§ **What you are asked to do**: On how many lines of these entries does the word "localhost" occur? State the number alone.

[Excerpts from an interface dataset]
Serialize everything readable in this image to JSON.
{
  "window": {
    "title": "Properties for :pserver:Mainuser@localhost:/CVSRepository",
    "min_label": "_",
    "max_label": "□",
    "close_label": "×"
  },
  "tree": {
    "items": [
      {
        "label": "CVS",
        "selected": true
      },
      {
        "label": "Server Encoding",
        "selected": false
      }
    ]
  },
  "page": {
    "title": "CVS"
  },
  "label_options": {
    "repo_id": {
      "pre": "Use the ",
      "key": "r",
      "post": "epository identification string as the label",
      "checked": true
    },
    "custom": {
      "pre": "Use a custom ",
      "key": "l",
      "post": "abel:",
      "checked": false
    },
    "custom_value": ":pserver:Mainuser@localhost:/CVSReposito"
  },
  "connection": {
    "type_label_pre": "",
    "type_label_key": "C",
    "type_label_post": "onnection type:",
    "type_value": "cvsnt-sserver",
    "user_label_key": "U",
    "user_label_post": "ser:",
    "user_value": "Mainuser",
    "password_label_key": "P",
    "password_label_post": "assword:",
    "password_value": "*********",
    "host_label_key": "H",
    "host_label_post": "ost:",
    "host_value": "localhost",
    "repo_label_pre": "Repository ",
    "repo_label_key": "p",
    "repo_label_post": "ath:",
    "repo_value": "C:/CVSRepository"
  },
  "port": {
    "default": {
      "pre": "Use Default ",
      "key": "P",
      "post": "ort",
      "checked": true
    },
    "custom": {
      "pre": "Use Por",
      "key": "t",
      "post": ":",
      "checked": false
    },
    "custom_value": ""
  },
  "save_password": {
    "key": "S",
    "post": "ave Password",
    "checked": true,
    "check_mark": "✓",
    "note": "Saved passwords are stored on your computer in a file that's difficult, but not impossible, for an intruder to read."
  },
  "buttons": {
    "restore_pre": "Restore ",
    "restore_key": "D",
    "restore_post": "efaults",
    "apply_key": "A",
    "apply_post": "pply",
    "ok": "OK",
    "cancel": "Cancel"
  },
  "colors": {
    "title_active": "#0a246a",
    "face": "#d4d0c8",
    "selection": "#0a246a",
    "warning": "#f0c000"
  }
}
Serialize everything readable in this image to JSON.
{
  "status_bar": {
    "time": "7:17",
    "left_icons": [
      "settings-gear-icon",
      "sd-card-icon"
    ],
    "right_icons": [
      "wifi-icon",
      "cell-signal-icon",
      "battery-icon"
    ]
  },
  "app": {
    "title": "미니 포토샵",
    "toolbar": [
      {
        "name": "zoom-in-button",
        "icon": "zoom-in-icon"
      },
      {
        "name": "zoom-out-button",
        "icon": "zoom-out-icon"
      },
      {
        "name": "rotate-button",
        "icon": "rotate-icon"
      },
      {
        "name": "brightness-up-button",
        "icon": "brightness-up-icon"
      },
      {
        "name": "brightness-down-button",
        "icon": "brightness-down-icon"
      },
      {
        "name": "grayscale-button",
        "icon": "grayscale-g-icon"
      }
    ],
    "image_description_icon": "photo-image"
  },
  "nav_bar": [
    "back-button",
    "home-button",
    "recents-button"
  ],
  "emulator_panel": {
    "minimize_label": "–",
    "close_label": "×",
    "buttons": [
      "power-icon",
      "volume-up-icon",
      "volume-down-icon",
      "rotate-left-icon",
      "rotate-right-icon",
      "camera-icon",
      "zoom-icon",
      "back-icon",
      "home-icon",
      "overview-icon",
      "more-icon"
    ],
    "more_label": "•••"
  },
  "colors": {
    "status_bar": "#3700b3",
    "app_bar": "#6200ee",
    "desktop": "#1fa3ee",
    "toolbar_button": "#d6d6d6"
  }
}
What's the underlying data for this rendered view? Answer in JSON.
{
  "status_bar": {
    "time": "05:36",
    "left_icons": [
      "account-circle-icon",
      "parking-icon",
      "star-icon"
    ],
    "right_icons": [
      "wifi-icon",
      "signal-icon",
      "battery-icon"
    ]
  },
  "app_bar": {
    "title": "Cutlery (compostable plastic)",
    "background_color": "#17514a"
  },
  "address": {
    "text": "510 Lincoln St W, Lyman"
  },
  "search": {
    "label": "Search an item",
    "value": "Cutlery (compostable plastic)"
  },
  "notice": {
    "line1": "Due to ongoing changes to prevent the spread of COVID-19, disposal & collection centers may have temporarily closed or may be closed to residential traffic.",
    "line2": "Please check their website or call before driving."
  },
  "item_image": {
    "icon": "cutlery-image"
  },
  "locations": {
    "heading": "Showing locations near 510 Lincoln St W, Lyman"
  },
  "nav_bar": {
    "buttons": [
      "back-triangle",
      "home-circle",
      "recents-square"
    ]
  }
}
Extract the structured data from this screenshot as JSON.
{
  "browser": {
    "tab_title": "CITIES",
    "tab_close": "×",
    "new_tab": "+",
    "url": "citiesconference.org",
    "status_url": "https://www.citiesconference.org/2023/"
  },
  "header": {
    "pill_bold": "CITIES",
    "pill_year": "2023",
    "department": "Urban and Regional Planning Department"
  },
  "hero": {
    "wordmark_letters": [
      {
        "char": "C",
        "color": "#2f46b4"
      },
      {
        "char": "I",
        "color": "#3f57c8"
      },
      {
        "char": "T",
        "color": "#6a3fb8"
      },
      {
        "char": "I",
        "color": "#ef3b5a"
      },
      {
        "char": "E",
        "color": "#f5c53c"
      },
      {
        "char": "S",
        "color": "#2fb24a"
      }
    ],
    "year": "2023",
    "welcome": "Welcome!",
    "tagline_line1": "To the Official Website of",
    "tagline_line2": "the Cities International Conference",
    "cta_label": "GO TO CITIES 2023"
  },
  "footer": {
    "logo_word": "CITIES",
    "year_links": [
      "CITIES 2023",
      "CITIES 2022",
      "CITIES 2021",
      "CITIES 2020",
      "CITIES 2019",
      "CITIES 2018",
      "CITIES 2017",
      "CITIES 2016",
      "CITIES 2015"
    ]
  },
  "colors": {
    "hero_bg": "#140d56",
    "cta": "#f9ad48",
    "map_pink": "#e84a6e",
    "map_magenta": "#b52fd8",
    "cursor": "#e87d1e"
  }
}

§ **Answer space**: 3